Medina of Marrakesh, Outstanding Universal Value
Founded in 1070-1072 by the Almoravids (1056-1147), capital of the Almohads (1147-1269), Marrakesh was, for a long time, a major political, economic and cultural centre of the western Muslim world, reigning in North Africa and Andalusia. Vast monuments dating back to that period: Koutoubia Mosque, with the matchless minaret of 77 metres, an essential monument of Muslim architecture, is one of the important landmarks of the urban landscape and the symbol of the City, the Kasbah, ramparts, monumental gates and gardens. Later, the town welcomed other marvels, such as the Badiâ Palace, the Ben Youssef merdersa, les Saâdians tombs, Bahia Palace and large residences. Jamaâ El Fna Square, inscribed on the Representative List of the Intangible Cultural Heritage, is a true open-air theatre that always amazes visitors.

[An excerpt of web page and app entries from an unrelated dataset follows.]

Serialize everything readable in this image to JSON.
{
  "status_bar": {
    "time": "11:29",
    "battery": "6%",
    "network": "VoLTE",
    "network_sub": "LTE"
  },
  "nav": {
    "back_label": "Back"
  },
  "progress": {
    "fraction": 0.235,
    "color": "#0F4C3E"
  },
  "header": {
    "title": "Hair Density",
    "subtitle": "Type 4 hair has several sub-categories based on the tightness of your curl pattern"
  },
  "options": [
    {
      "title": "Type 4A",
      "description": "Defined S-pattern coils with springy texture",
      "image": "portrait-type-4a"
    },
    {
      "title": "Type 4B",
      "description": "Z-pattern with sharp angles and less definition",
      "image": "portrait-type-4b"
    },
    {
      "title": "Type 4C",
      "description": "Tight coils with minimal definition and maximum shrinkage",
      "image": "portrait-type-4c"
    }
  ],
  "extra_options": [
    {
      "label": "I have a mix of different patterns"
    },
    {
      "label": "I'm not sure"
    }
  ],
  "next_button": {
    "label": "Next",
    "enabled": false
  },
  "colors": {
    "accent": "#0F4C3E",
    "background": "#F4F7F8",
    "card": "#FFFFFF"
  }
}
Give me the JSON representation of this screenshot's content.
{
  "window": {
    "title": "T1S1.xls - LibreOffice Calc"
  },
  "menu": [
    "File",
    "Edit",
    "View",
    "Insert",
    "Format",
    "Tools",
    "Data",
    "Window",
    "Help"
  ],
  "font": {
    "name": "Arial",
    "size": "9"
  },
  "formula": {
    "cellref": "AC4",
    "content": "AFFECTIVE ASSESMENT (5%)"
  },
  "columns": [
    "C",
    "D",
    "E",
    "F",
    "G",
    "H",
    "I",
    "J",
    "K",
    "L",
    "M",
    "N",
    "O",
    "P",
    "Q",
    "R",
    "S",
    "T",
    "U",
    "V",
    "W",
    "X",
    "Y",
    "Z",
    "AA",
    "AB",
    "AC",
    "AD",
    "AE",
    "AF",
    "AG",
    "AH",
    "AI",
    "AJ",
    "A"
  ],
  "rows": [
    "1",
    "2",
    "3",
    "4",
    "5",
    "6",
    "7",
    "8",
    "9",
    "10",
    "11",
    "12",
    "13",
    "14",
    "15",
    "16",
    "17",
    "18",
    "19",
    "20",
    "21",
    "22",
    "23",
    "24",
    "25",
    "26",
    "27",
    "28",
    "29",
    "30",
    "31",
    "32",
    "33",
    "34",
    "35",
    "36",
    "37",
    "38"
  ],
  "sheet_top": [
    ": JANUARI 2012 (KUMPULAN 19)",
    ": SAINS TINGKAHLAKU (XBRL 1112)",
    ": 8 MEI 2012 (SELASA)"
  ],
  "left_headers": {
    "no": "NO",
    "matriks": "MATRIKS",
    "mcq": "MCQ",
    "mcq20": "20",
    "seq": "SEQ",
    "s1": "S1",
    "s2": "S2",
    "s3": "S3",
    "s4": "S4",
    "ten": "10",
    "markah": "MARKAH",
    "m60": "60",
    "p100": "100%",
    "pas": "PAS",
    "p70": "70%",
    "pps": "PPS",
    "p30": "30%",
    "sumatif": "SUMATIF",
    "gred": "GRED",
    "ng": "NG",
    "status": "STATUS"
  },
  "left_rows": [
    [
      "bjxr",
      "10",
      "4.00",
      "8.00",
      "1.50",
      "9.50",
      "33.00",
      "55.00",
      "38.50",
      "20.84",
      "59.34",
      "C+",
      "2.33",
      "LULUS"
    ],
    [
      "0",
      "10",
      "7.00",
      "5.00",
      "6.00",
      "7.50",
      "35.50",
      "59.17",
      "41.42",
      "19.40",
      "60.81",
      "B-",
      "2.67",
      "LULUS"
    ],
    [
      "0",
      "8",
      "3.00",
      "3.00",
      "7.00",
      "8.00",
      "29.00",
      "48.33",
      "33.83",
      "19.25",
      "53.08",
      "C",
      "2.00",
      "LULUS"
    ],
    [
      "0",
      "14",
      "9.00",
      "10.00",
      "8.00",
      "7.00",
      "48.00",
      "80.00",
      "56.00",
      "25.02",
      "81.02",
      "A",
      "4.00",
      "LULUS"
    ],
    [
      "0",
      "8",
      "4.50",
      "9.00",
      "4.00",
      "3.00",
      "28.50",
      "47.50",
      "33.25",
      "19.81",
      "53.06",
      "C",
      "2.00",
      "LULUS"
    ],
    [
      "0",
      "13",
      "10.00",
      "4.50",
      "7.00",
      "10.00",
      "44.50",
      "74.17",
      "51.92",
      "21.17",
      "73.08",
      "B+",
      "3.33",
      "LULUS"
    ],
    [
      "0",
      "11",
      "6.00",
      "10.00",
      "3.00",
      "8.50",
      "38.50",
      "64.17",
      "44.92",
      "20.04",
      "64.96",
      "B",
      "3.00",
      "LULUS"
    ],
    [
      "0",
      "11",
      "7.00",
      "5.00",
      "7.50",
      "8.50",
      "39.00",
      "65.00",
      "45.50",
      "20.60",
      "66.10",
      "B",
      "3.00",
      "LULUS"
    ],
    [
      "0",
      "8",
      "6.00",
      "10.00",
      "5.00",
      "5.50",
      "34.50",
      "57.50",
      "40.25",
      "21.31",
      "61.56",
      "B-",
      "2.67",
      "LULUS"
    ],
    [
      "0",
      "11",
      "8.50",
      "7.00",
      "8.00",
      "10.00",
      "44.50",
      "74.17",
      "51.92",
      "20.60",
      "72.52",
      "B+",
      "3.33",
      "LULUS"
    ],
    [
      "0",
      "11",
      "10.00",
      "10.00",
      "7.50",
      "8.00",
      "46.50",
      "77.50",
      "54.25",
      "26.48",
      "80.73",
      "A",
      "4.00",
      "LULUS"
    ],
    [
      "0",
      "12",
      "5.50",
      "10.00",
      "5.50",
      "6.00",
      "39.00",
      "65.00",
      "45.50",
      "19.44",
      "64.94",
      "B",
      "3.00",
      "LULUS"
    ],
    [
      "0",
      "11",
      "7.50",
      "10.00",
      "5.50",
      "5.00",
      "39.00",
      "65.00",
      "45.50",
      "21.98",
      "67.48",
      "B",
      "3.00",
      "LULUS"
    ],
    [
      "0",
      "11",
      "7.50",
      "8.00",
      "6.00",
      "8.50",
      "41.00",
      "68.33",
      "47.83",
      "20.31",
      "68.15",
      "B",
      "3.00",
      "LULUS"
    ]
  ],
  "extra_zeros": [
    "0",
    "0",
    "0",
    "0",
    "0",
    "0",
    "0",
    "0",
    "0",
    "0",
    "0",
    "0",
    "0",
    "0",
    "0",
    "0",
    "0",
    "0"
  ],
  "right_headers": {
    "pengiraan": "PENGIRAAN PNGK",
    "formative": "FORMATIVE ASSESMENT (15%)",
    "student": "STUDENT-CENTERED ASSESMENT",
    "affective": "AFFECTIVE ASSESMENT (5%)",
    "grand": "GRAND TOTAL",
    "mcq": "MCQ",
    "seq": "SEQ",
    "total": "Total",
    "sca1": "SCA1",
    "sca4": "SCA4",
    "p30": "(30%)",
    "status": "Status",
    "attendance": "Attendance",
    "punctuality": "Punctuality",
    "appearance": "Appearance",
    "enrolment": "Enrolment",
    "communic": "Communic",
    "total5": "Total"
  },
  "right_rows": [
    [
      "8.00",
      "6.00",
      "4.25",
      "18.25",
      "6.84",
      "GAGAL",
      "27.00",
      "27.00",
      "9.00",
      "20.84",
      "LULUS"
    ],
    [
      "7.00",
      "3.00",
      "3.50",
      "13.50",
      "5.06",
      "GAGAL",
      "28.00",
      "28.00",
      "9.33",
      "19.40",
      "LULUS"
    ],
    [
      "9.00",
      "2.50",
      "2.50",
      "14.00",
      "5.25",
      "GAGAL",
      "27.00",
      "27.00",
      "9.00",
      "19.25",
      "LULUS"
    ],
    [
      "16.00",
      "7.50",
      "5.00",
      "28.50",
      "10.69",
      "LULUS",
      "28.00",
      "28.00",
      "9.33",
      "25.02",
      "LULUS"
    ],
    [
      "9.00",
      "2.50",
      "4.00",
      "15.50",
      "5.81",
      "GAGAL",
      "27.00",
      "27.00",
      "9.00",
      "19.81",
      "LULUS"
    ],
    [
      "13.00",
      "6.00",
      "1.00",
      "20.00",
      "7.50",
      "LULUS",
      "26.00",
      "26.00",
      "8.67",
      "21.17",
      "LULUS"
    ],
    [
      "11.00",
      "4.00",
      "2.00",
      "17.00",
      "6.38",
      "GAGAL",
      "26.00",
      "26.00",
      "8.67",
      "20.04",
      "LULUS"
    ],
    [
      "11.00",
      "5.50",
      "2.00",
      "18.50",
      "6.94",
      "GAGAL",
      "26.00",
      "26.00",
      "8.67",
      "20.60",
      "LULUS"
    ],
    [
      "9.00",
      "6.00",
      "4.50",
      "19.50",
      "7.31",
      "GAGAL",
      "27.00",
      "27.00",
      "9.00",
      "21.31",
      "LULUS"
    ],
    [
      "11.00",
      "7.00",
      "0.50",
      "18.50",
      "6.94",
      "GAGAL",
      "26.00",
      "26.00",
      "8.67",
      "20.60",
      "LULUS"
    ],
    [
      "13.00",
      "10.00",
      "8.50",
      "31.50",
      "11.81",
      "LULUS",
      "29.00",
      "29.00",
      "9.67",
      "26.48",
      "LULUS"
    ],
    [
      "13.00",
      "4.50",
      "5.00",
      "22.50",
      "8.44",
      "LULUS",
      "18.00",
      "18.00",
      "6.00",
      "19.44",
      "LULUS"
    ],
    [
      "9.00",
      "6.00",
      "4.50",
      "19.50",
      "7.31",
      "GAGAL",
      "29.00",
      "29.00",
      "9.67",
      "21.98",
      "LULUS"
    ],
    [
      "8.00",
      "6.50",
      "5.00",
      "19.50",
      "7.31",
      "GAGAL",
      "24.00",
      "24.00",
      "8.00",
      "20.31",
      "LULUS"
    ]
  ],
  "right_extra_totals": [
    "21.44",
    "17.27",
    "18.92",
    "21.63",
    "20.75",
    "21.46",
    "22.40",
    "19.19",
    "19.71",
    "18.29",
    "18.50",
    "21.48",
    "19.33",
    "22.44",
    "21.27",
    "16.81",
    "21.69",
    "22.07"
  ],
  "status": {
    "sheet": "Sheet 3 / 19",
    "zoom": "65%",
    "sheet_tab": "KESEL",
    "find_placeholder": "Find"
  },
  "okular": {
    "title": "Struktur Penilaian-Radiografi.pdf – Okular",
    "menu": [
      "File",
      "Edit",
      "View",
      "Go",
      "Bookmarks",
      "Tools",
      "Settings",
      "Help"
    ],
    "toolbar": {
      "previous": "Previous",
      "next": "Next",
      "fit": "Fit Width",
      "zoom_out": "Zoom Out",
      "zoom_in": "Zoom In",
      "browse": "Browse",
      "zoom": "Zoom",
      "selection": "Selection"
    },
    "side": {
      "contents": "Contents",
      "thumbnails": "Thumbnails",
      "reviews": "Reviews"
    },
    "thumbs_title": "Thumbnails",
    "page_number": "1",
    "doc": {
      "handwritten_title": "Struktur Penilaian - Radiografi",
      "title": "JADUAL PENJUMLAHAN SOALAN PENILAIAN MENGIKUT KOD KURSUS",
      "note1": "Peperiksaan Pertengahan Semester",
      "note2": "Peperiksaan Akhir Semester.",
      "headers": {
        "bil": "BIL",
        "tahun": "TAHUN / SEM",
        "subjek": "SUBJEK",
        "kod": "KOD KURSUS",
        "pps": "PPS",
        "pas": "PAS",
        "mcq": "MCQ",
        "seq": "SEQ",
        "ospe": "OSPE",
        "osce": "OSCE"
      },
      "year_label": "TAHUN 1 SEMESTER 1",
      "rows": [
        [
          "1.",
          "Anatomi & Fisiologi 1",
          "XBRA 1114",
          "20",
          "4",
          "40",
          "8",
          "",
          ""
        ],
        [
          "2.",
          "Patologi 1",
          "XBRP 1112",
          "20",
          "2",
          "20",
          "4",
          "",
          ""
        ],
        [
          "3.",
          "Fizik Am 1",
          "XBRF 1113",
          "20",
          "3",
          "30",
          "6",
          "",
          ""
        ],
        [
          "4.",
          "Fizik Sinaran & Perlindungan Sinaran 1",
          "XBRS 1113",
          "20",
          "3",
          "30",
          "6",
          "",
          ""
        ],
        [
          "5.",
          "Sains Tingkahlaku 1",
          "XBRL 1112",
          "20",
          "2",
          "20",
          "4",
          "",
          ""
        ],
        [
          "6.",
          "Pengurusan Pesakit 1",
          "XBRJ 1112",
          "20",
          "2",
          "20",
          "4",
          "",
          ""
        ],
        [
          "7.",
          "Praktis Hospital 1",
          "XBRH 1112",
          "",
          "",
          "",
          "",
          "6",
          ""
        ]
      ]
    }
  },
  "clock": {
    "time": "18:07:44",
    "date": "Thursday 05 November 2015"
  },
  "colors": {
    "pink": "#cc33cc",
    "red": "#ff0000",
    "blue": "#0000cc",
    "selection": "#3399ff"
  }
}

Due to its still protected, original and well conserved conception, its construction materials and decoration in constant use, and its natural environment (notably the Gardens of Aguedal, Ménara and the Palm Grove (Palmeraie) the plantation of which is attributed to the Almoravids), the Medina of Marrakesh possesses all its initial components both cultural and natural that illustrate its Outstanding Universal Value.